Leonie Lichtenstein, Matthias Lichtenstein, and Johannes Spaethe

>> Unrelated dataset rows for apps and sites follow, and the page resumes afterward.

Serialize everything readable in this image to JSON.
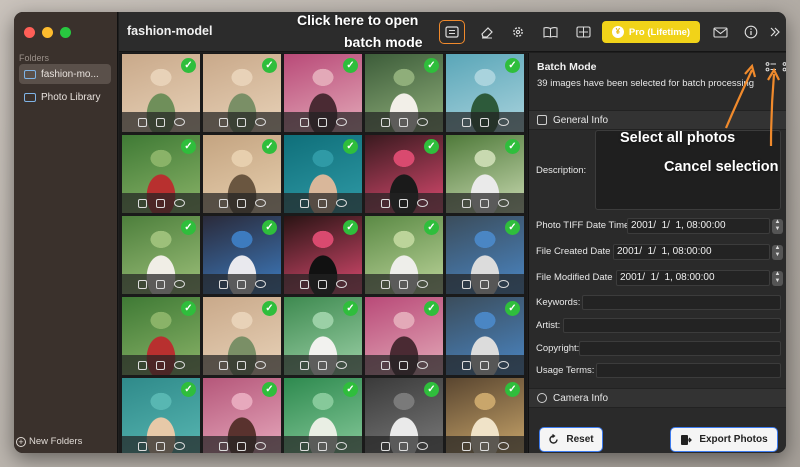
{
  "window": {
    "title": "fashion-model"
  },
  "sidebar": {
    "section_label": "Folders",
    "items": [
      {
        "label": "fashion-mo...",
        "active": true
      },
      {
        "label": "Photo Library",
        "active": false
      }
    ],
    "new_folder_label": "New Folders"
  },
  "toolbar": {
    "icons": [
      "batch-mode-icon",
      "eraser-icon",
      "gear-icon",
      "book-icon",
      "compare-icon",
      "mail-icon",
      "info-icon",
      "chevrons-right-icon"
    ],
    "pro_label": "Pro (Lifetime)",
    "pro_badge": "¥"
  },
  "grid": {
    "rows": 5,
    "cols": 5,
    "all_selected": true,
    "check_glyph": "✓"
  },
  "panel": {
    "title": "Batch Mode",
    "subtitle": "39 images have been selected for batch processing",
    "general_info_label": "General Info",
    "description_label": "Description:",
    "fields": [
      {
        "label": "Photo TIFF Date Time",
        "value": "2001/  1/  1, 08:00:00"
      },
      {
        "label": "File Created Date",
        "value": "2001/  1/  1, 08:00:00"
      },
      {
        "label": "File Modified Date",
        "value": "2001/  1/  1, 08:00:00"
      }
    ],
    "text_fields": [
      {
        "label": "Keywords:"
      },
      {
        "label": "Artist:"
      },
      {
        "label": "Copyright:"
      },
      {
        "label": "Usage Terms:"
      }
    ],
    "camera_info_label": "Camera Info",
    "reset_label": "Reset",
    "export_label": "Export Photos"
  },
  "annotations": {
    "batch_mode_note_line1": "Click here to open",
    "batch_mode_note_line2": "batch mode",
    "select_all_note": "Select all photos",
    "cancel_note": "Cancel selection",
    "arrow_color": "#f08a2c"
  },
  "colors": {
    "accent_orange": "#f08a2c",
    "pro_yellow": "#f1d319",
    "check_green": "#2fbe3c",
    "button_border_blue": "#3d7cf0"
  }
}
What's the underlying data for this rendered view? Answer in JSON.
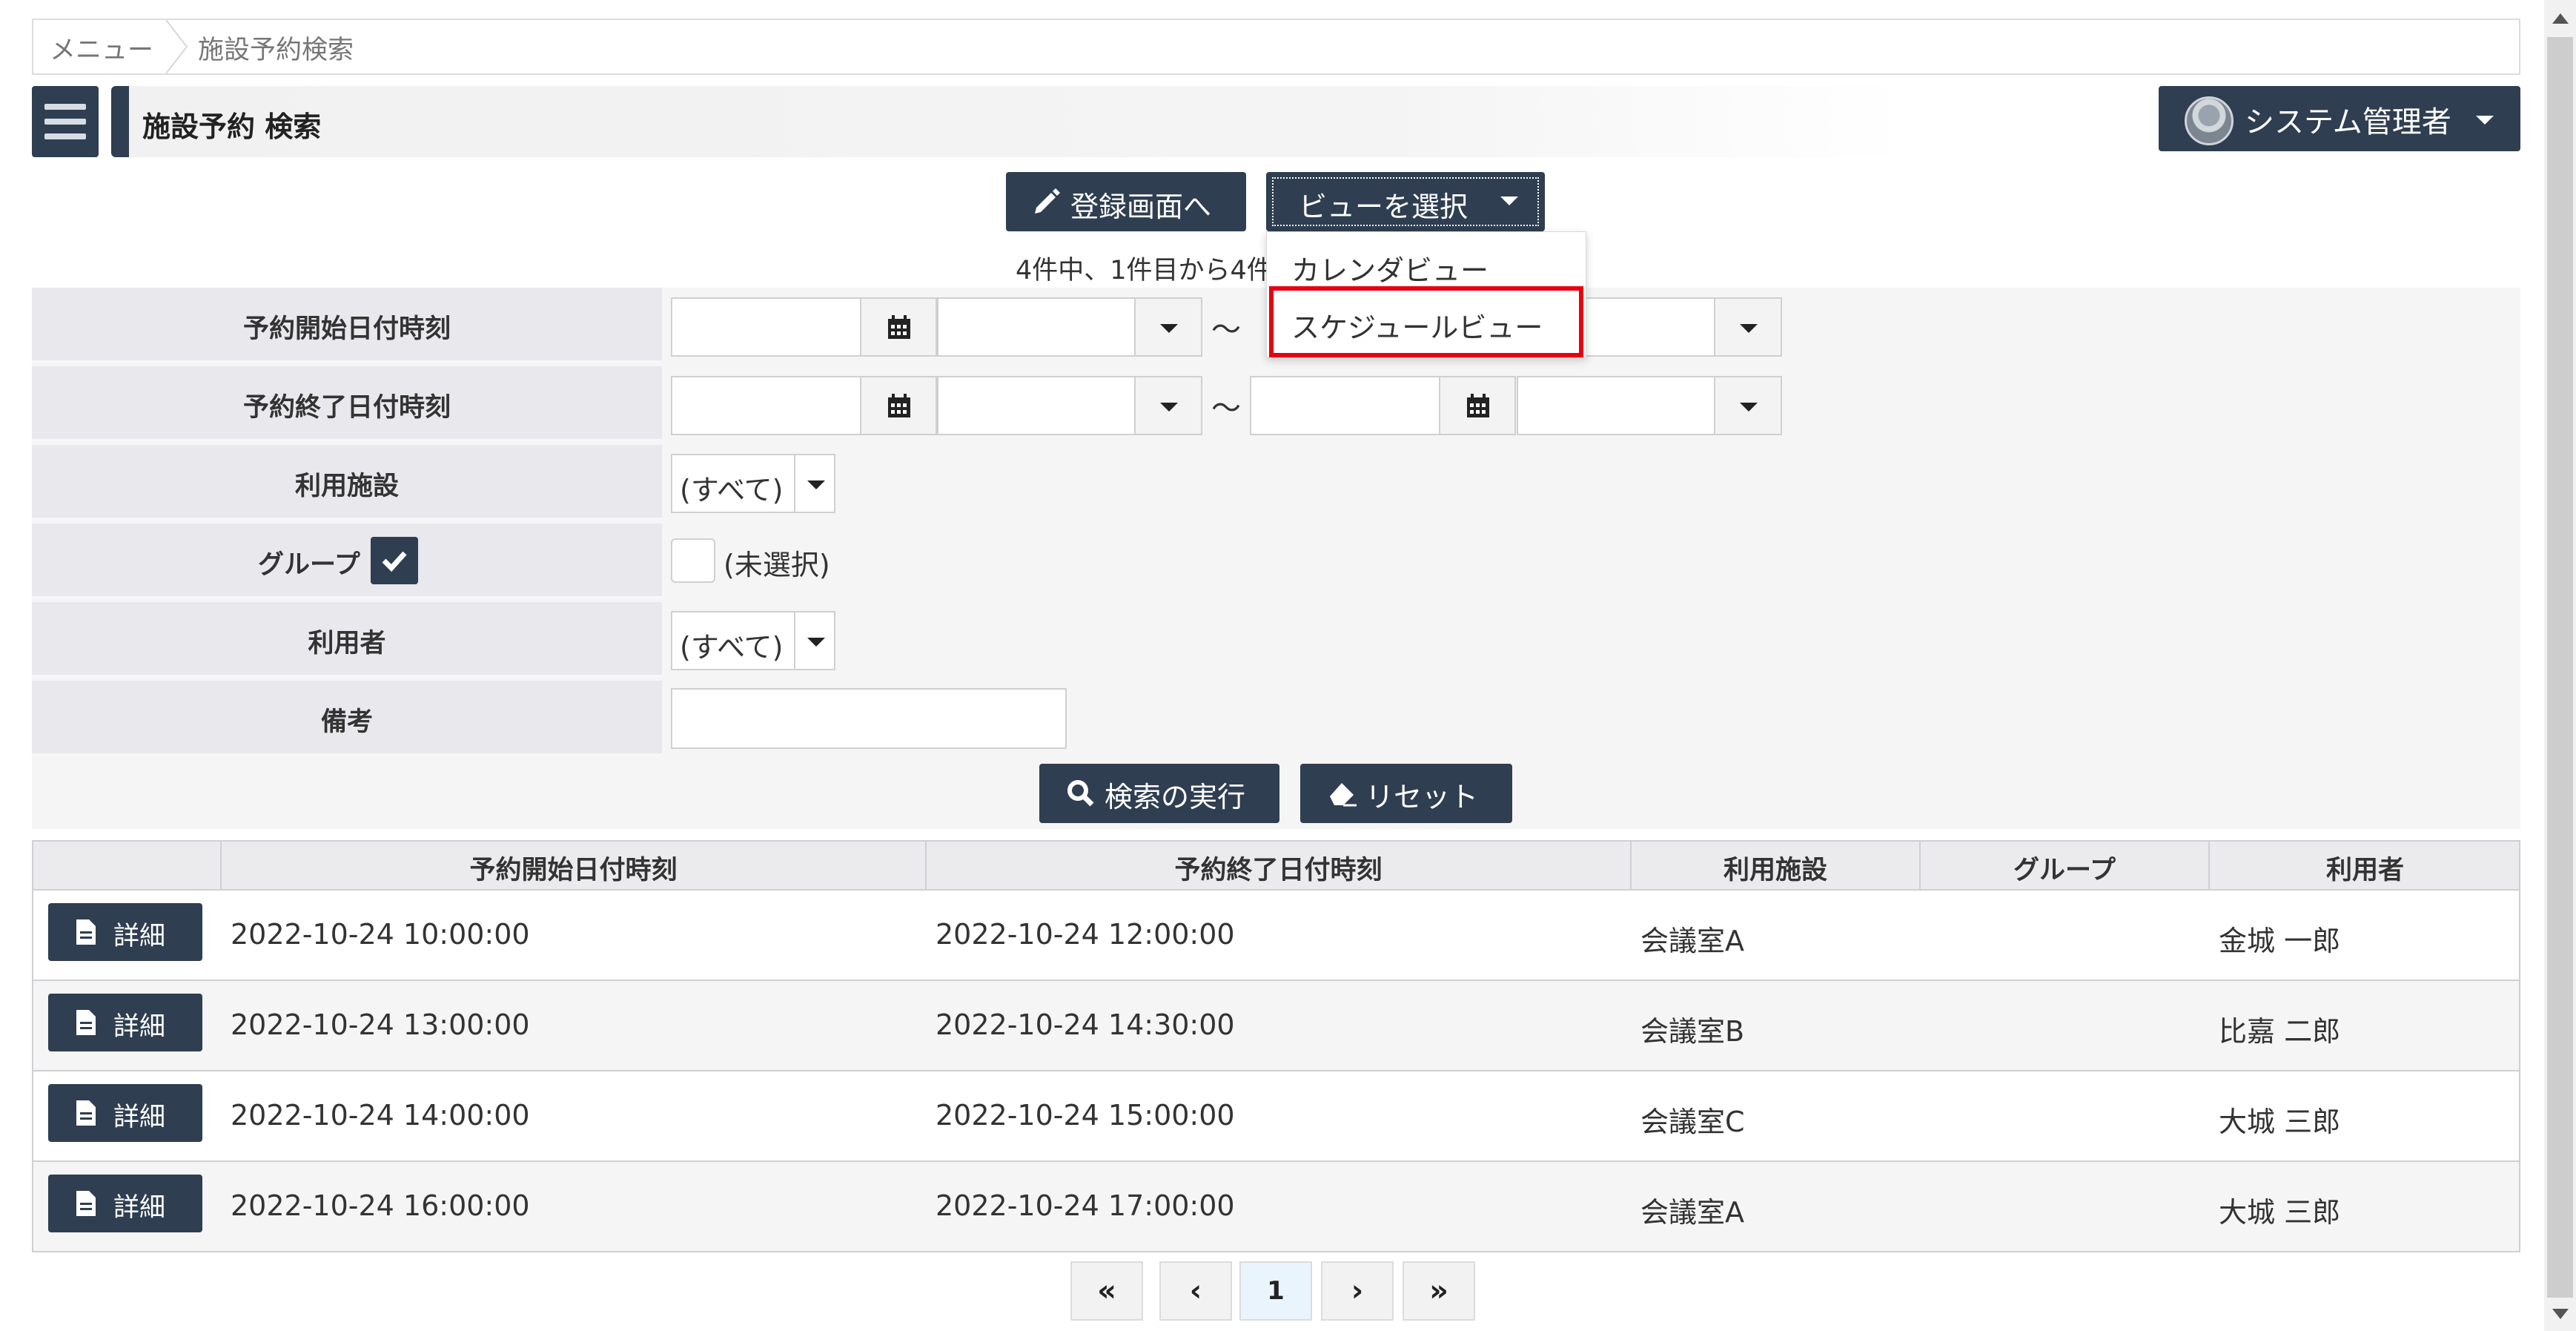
{
  "breadcrumb": {
    "menu": "メニュー",
    "current": "施設予約検索"
  },
  "header": {
    "title": "施設予約 検索",
    "user": "システム管理者"
  },
  "toolbar": {
    "register": "登録画面へ",
    "view_select": "ビューを選択"
  },
  "dropdown": {
    "items": [
      "カレンダビュー",
      "スケジュールビュー"
    ],
    "highlighted": "スケジュールビュー"
  },
  "result_count": "4件中、1件目から4件",
  "search": {
    "start_label": "予約開始日付時刻",
    "end_label": "予約終了日付時刻",
    "facility_label": "利用施設",
    "facility_value": "(すべて)",
    "group_label": "グループ",
    "group_value": "(未選択)",
    "user_label": "利用者",
    "user_value": "(すべて)",
    "note_label": "備考",
    "tilde": "～",
    "search_button": "検索の実行",
    "reset_button": "リセット"
  },
  "table": {
    "headers": [
      "",
      "予約開始日付時刻",
      "予約終了日付時刻",
      "利用施設",
      "グループ",
      "利用者"
    ],
    "detail_label": "詳細",
    "rows": [
      {
        "start": "2022-10-24 10:00:00",
        "end": "2022-10-24 12:00:00",
        "facility": "会議室A",
        "group": "",
        "user": "金城 一郎"
      },
      {
        "start": "2022-10-24 13:00:00",
        "end": "2022-10-24 14:30:00",
        "facility": "会議室B",
        "group": "",
        "user": "比嘉 二郎"
      },
      {
        "start": "2022-10-24 14:00:00",
        "end": "2022-10-24 15:00:00",
        "facility": "会議室C",
        "group": "",
        "user": "大城 三郎"
      },
      {
        "start": "2022-10-24 16:00:00",
        "end": "2022-10-24 17:00:00",
        "facility": "会議室A",
        "group": "",
        "user": "大城 三郎"
      }
    ]
  },
  "pagination": {
    "first": "«",
    "prev": "‹",
    "current": "1",
    "next": "›",
    "last": "»"
  },
  "colors": {
    "primary": "#2f3e51",
    "highlight": "#e60012",
    "label_bg": "#e8e8ed"
  }
}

Learning visual cues is an essential capability of bees for vital behaviors such as orientation in space and recognition of nest sites, food sources and mating partners. To study learning and memory in bees under controlled conditions, the proboscis extension response (PER) provides a well-established behavioral paradigm. While many studies have used the PER paradigm to test olfactory learning in bees because of its robustness and reproducibility, studies on PER conditioning of visual stimuli are rare. In this study, we designed a new setup to test the learning performance of restrained honey bees and the impact of several parameters: stimulus presentation length, stimulus size (i.e. visual angle) and ambient illumination. Intact honey bee workers could successfully discriminate between two monochromatic lights when the color stimulus was presented for 4, 7 and 10 s before a sugar reward was offered, reaching similar performance levels to those for olfactory conditioning. However, bees did not learn at shorter presentation durations. Similar to free-flying honey bees, harnessed bees were able to associate a visual stimulus with a reward at small visual angles (5 deg) but failed to utilize the chromatic information to discriminate the learned stimulus from a novel color. Finally, ambient light had no effect on acquisition performance. We discuss possible reasons for the distinct differences between olfactory and visual PER conditioning.